The event will consist of an open discussion on the upcoming Digital Services Act package and how to regulate large platforms acting as gatekeepers with our distinguished speakers:
- Mr Werner Stengg, Cabinet Member, EVP Margrethe Vestager, European Commission:
- Ms Stéphanie Yon-Courtin MEP (Renew/FR), ECON Vice-Chair and IMCO Member, European Parliament;
- Mr Robert Dehm, Digital Policy and Telecommunication Counsellor, German Presidency of the Council of the European Union;
- Mr Carel Maske, Director, Competition, Microsoft;
- Mr Fadhel Lakhoua, Director, Regulatory Affairs, Orange.
The debate will be moderated by Philippe Defraigne, Director, Cullen International.
This is a public event, the Chatham House Rule will not apply.
About the debate

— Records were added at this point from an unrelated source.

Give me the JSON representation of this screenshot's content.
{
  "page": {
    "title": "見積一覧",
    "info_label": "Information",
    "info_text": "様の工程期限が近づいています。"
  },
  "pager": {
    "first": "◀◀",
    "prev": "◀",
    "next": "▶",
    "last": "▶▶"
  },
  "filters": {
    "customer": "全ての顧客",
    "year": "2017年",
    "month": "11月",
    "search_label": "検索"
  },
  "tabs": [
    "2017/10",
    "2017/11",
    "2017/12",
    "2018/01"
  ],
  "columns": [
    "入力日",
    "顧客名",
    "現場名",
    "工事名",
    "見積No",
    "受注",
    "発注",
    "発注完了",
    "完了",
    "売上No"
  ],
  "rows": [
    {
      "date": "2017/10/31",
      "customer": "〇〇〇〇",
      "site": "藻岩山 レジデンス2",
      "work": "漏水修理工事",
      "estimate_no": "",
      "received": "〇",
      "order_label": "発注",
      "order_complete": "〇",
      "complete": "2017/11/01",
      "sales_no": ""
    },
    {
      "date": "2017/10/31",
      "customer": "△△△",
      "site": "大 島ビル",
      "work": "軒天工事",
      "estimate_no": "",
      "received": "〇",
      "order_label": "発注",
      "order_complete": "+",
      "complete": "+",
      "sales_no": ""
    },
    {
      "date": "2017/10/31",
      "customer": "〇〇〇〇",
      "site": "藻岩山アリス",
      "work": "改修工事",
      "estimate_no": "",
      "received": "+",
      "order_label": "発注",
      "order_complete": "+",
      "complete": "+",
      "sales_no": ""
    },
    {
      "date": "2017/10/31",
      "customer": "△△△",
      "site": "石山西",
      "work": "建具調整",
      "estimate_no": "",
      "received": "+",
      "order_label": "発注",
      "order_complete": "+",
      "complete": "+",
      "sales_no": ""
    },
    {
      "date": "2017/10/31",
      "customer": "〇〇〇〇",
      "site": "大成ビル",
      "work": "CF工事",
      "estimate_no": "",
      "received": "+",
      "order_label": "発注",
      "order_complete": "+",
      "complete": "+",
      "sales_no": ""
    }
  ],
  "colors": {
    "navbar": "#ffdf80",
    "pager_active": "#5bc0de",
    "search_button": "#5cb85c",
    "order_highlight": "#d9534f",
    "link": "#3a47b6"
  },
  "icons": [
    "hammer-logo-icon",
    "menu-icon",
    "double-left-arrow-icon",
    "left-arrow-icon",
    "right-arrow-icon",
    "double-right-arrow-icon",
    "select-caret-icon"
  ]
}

Under the second priority of the President von der Leyen-led European Commission’s ‘A Europe fit for the digital age’, at the beginning of this year, the EU executive body has started the elaboration of a new legislative action with the principal aims of reinforcing the EU single market for digital services, fostering innovation and enhancing competitiveness of the European online environment. Described as Europe’s first large overhaul of the approach to regulating the European online space for two decades, the Digital Services Act package is largely focused on online services, such as search engines, social media and e-commerce platforms. Those platforms have emerged as crucial actors of the digital transition, not only in terms of innovation and economic growth, but also for their societal effects and impacts on the European rule of law and democracy.
Some of them have developed a gatekeeping role over the years which can question consumers’ choice, or EU innovation and competitiveness and which raises the issue about how can we ensure that the digital economy remains fair and contestable. While competition law can address some of the concerns as shown by past decisions, there is a growing trend arguing in favour of imposing additional specific rules to efficiently tackle structural competition problems exerted by large digital platforms acting as gatekeepers. While such an issue is structuring for the future of the internal market it also is complex: there is a need for new rules but for who, on what and how?
These are the questions addressed by the Digital Services Act and by the New Competition Tool Commission initiative. The European Parliament is adopting its reports on the very matters paving the way for a better framing of the responsibilities of gatekeepers. Similarly the European Council in its 1 and 2 October meeting conclusions called for an update of competition law and for exploring the possibility of adopting rules on the systemic role and responsibilities of online platforms with significant network effects. Finally, numerous stakeholders answered the Commission’s consultations, including platforms and telecom operators. Among them, Orange has emphasised that it is essential to ensure that the online world remains competitive and contestable.
The reform of the EU rules applicable to European online space, with special regard to large platforms acting as gatekeepers, will have to take into consideration the current state of play of the digital single market and its possible evolutions. It should also take into consideration the impacts of any new rules on the various actors of the digital economy, and, as a result, to what extent Europe will be able to strengthen its competitiveness and digital sovereignty and set both internal and global standards on such a structuring initiative.
This is a public event, hence the Chatham House Rule will not apply.
The audience will be able to ask questions during both the discussion and the Q&A session through sli.do #Gatekeepers
Please specify, whenever possible, to which speaker you wish to address the question. Questions without this specification will be intended as to be addressed to the panel as a whole.